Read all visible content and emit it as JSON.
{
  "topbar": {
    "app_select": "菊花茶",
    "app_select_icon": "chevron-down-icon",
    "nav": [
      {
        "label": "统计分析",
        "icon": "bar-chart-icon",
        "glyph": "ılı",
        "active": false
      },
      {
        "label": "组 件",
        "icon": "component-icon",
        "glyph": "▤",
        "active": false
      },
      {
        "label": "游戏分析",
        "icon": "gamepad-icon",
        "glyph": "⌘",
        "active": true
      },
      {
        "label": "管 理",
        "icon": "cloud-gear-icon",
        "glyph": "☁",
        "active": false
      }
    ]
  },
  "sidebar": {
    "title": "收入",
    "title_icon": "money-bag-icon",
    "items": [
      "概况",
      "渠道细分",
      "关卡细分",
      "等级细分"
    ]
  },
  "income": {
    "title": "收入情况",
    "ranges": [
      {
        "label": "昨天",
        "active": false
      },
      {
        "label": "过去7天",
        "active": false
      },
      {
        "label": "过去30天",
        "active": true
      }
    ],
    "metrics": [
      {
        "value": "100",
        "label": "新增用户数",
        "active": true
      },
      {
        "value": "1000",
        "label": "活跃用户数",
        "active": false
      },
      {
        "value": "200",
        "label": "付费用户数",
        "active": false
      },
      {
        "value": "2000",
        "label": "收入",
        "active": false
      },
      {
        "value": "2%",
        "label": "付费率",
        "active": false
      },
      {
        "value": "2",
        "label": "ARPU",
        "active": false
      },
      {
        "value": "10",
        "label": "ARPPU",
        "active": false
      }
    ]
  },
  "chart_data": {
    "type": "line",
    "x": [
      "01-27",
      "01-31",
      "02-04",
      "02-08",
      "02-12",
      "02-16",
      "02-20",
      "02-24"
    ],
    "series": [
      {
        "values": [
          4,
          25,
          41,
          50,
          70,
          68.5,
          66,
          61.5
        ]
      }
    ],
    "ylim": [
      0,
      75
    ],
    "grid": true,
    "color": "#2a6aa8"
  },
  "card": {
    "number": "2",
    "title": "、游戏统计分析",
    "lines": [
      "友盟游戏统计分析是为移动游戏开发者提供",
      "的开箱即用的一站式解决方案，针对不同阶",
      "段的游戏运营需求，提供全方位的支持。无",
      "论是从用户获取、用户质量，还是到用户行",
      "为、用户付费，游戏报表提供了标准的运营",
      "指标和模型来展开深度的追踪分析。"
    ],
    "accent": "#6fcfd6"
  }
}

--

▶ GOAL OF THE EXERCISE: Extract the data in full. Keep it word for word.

▶ EXERCISE OUTPUT:
Read all visible content and emit it as JSON.
{
  "topbar": {
    "app_select": "菊花茶",
    "app_select_icon": "chevron-down-icon",
    "nav": [
      {
        "label": "统计分析",
        "icon": "bar-chart-icon",
        "glyph": "ılı",
        "active": false
      },
      {
        "label": "组 件",
        "icon": "component-icon",
        "glyph": "▤",
        "active": false
      },
      {
        "label": "游戏分析",
        "icon": "gamepad-icon",
        "glyph": "⌘",
        "active": true
      },
      {
        "label": "管 理",
        "icon": "cloud-gear-icon",
        "glyph": "☁",
        "active": false
      }
    ]
  },
  "sidebar": {
    "title": "收入",
    "title_icon": "money-bag-icon",
    "items": [
      "概况",
      "渠道细分",
      "关卡细分",
      "等级细分"
    ]
  },
  "income": {
    "title": "收入情况",
    "ranges": [
      {
        "label": "昨天",
        "active": false
      },
      {
        "label": "过去7天",
        "active": false
      },
      {
        "label": "过去30天",
        "active": true
      }
    ],
    "metrics": [
      {
        "value": "100",
        "label": "新增用户数",
        "active": true
      },
      {
        "value": "1000",
        "label": "活跃用户数",
        "active": false
      },
      {
        "value": "200",
        "label": "付费用户数",
        "active": false
      },
      {
        "value": "2000",
        "label": "收入",
        "active": false
      },
      {
        "value": "2%",
        "label": "付费率",
        "active": false
      },
      {
        "value": "2",
        "label": "ARPU",
        "active": false
      },
      {
        "value": "10",
        "label": "ARPPU",
        "active": false
      }
    ]
  },
  "chart_data": {
    "type": "line",
    "x": [
      "01-27",
      "01-31",
      "02-04",
      "02-08",
      "02-12",
      "02-16",
      "02-20",
      "02-24"
    ],
    "series": [
      {
        "values": [
          4,
          25,
          41,
          50,
          70,
          68.5,
          66,
          61.5
        ]
      }
    ],
    "ylim": [
      0,
      75
    ],
    "grid": true,
    "color": "#2a6aa8"
  },
  "card": {
    "number": "2",
    "title": "、游戏统计分析",
    "lines": [
      "友盟游戏统计分析是为移动游戏开发者提供",
      "的开箱即用的一站式解决方案，针对不同阶",
      "段的游戏运营需求，提供全方位的支持。无",
      "论是从用户获取、用户质量，还是到用户行",
      "为、用户付费，游戏报表提供了标准的运营",
      "指标和模型来展开深度的追踪分析。"
    ],
    "accent": "#6fcfd6"
  }
}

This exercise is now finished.